  10. 10.
    Klinke A, Nussbaum C, Kubala L, Friedrichs K, Rudolph TK, Rudolph V, Paust HJ, Schröder C, Benten D, Lau D, Szocs K, Furtmüller PG, Heeringa P, Sydow K, Duchstein HJ, Ehmke H, Schumacher U, Meinertz T, Sperandio M, Baldus S. Mye-loperoxidase attracts neutrophils by physical forces. Blood. 2011:117(4):1350-1358.CrossRefPubMedGoogle Scholar
  11. 11.
    Lacy P. Mechanisms of Degranulation in Neutrophils. Allergy Asthma Clin. Immunol. 2006:2(3):98-108.CrossRefPubMedPubMedCentralGoogle Scholar
  12. 12.
    Lau D, Mollnau H, Eiserich JP, Freeman BA, Daiber A, Gehling UM, Brümmer J, Rudolph V, Münzel T, Heitzer T, Meinertz T, Baldus S. Myeloperoxidase mediates neutrophil activation by association with CD11b/CD18 integrins. Proc. Natl Acad. Sci. USA. 2005:102(2):431-436.CrossRefPubMedGoogle Scholar
  13. 13.
    Paumann-Page M, Furtmüller PG, Hofbauer S, Paton LN, Obinger C, Kettle AJ. Inactivation of human myeloperoxidase by hydrogen peroxide. Arch. Biochem. Biophys. 2013:539(1):51-62.CrossRefPubMedPubMedCentralGoogle Scholar
  14. 14.
    Timoshenko AV, Kayser K, Gabius HJ. Lectin-triggered superoxide/H2O2 and granule enzyme release from cells. Methods in Molecular Medicine. Vol. 9: Lectin Methods and Protocols, Rhodes JM, Milton JD, eds. Totowa, 1997. pp. 441-451.Google Scholar

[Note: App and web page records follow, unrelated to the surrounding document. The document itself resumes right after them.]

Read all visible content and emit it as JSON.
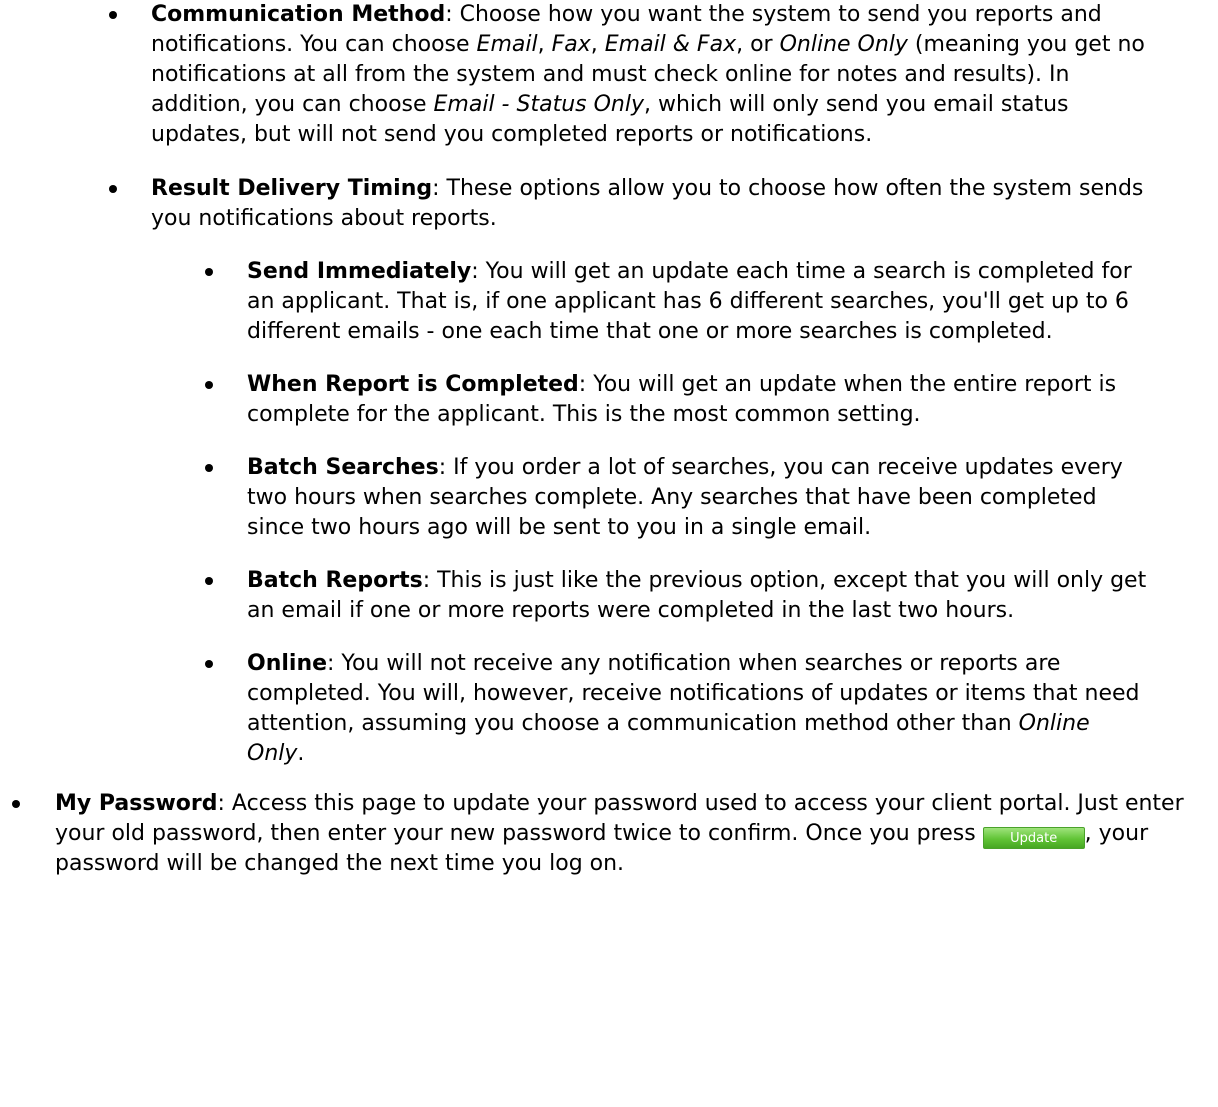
{
  "communication": {
    "title": "Communication Method",
    "t1": ": Choose how you want the system to send you reports and notifications. You can choose ",
    "opt_email": "Email",
    "sep1": ", ",
    "opt_fax": "Fax",
    "sep2": ", ",
    "opt_email_fax": "Email & Fax",
    "sep3": ", or ",
    "opt_online_only": "Online Only",
    "t2": " (meaning you get no notifications at all from the system and must check online for notes and results). In addition, you can choose ",
    "opt_status_only": "Email - Status Only",
    "t3": ", which will only send you email status updates, but will not send you completed reports or notifications."
  },
  "timing": {
    "title": "Result Delivery Timing",
    "text": ": These options allow you to choose how often the system sends you notifications about reports.",
    "options": [
      {
        "title": "Send Immediately",
        "text": ": You will get an update each time a search is completed for an applicant. That is, if one applicant has 6 different searches, you'll get up to 6 different emails - one each time that one or more searches is completed."
      },
      {
        "title": "When Report is Completed",
        "text": ": You will get an update when the entire report is complete for the applicant. This is the most common setting."
      },
      {
        "title": "Batch Searches",
        "text": ": If you order a lot of searches, you can receive updates every two hours when searches complete. Any searches that have been completed since two hours ago will be sent to you in a single email."
      },
      {
        "title": "Batch Reports",
        "text": ": This is just like the previous option, except that you will only get an email if one or more reports were completed in the last two hours."
      },
      {
        "title": "Online",
        "text": ": You will not receive any notification when searches or reports are completed. You will, however, receive notifications of updates or items that need attention, assuming you choose a communication method other than ",
        "emph": "Online Only",
        "end": "."
      }
    ]
  },
  "password": {
    "title": "My Password",
    "t1": ": Access this page to update your password used to access your client portal. Just enter your old password, then enter your new password twice to confirm. Once you press ",
    "button_label": "Update",
    "t2": ", your password will be changed the next time you log on."
  }
}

Copyright information

© Springer Science+Business Media New York 2016

Authors and Affiliations

  • D. V. Grigorieva
    • 1
  • I. V. Gorudko
    • 1
  • A. V. Sokolov
    • 2
    • 3
  • V. A. Kostevich
    • 2
    • 3
  • V. B. Vasilyev
    • 2
  • S. N. Cherenkevich
    • 1
  • O. M. Panasenko
    • 3
    Email author
  1. 1.Physics Faculty, Belarusian State UniversityMinskBelarus
  2. 2.Institute of Experimental MedicineSt. PetersburgRussia
  3. 3.Scientific Research Institute of Physical-Chemical MedicineRussian Federal Medical-Biological AgencyMoscowRussia

Personalised recommendations